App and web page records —
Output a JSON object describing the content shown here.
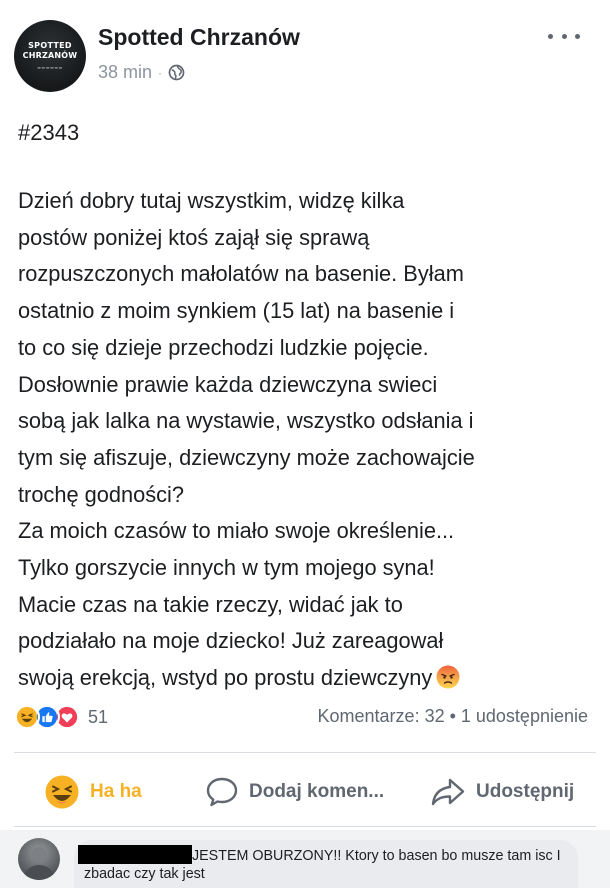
{
  "header": {
    "page_name": "Spotted Chrzanów",
    "timestamp": "38 min",
    "separator": "·",
    "privacy_icon": "globe-icon",
    "avatar_logo": {
      "line1": "SPOTTED",
      "line2": "CHRZANÓW"
    },
    "menu_icon": "more-horizontal-icon"
  },
  "post": {
    "hashtag": "#2343",
    "text": "Dzień dobry tutaj wszystkim, widzę kilka\npostów poniżej ktoś zajął się sprawą\nrozpuszczonych małolatów na basenie. Byłam\nostatnio z moim synkiem (15 lat) na basenie i\nto co się dzieje przechodzi ludzkie pojęcie.\nDosłownie prawie każda dziewczyna swieci\nsobą jak lalka na wystawie, wszystko odsłania i\ntym się afiszuje, dziewczyny może zachowajcie\ntrochę godności?\nZa moich czasów to miało swoje określenie...\nTylko gorszycie innych w tym mojego syna!\nMacie czas na takie rzeczy, widać jak to\npodziałało na moje dziecko! Już zareagował\nswoją erekcją, wstyd po prostu dziewczyny",
    "trailing_emoji": "angry-face-icon"
  },
  "stats": {
    "reaction_icons": [
      "haha-reaction-icon",
      "like-reaction-icon",
      "love-reaction-icon"
    ],
    "reaction_count": "51",
    "comments_shares": "Komentarze: 32 • 1 udostępnienie"
  },
  "actions": {
    "haha_label": "Ha ha",
    "comment_label": "Dodaj komen...",
    "share_label": "Udostępnij"
  },
  "comment": {
    "author_redacted": true,
    "text": "JESTEM OBURZONY!! Ktory to basen bo musze tam isc I zbadac czy tak jest"
  },
  "colors": {
    "haha_yellow": "#f7b125",
    "like_blue": "#1877f2",
    "love_red": "#f33e58",
    "text_primary": "#1c1e21",
    "text_secondary": "#606770",
    "meta_gray": "#8d949e"
  }
}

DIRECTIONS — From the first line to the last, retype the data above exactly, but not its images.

OUTPUT —
Output a JSON object describing the content shown here.
{
  "header": {
    "page_name": "Spotted Chrzanów",
    "timestamp": "38 min",
    "separator": "·",
    "privacy_icon": "globe-icon",
    "avatar_logo": {
      "line1": "SPOTTED",
      "line2": "CHRZANÓW"
    },
    "menu_icon": "more-horizontal-icon"
  },
  "post": {
    "hashtag": "#2343",
    "text": "Dzień dobry tutaj wszystkim, widzę kilka\npostów poniżej ktoś zajął się sprawą\nrozpuszczonych małolatów na basenie. Byłam\nostatnio z moim synkiem (15 lat) na basenie i\nto co się dzieje przechodzi ludzkie pojęcie.\nDosłownie prawie każda dziewczyna swieci\nsobą jak lalka na wystawie, wszystko odsłania i\ntym się afiszuje, dziewczyny może zachowajcie\ntrochę godności?\nZa moich czasów to miało swoje określenie...\nTylko gorszycie innych w tym mojego syna!\nMacie czas na takie rzeczy, widać jak to\npodziałało na moje dziecko! Już zareagował\nswoją erekcją, wstyd po prostu dziewczyny",
    "trailing_emoji": "angry-face-icon"
  },
  "stats": {
    "reaction_icons": [
      "haha-reaction-icon",
      "like-reaction-icon",
      "love-reaction-icon"
    ],
    "reaction_count": "51",
    "comments_shares": "Komentarze: 32 • 1 udostępnienie"
  },
  "actions": {
    "haha_label": "Ha ha",
    "comment_label": "Dodaj komen...",
    "share_label": "Udostępnij"
  },
  "comment": {
    "author_redacted": true,
    "text": "JESTEM OBURZONY!! Ktory to basen bo musze tam isc I zbadac czy tak jest"
  },
  "colors": {
    "haha_yellow": "#f7b125",
    "like_blue": "#1877f2",
    "love_red": "#f33e58",
    "text_primary": "#1c1e21",
    "text_secondary": "#606770",
    "meta_gray": "#8d949e"
  }
}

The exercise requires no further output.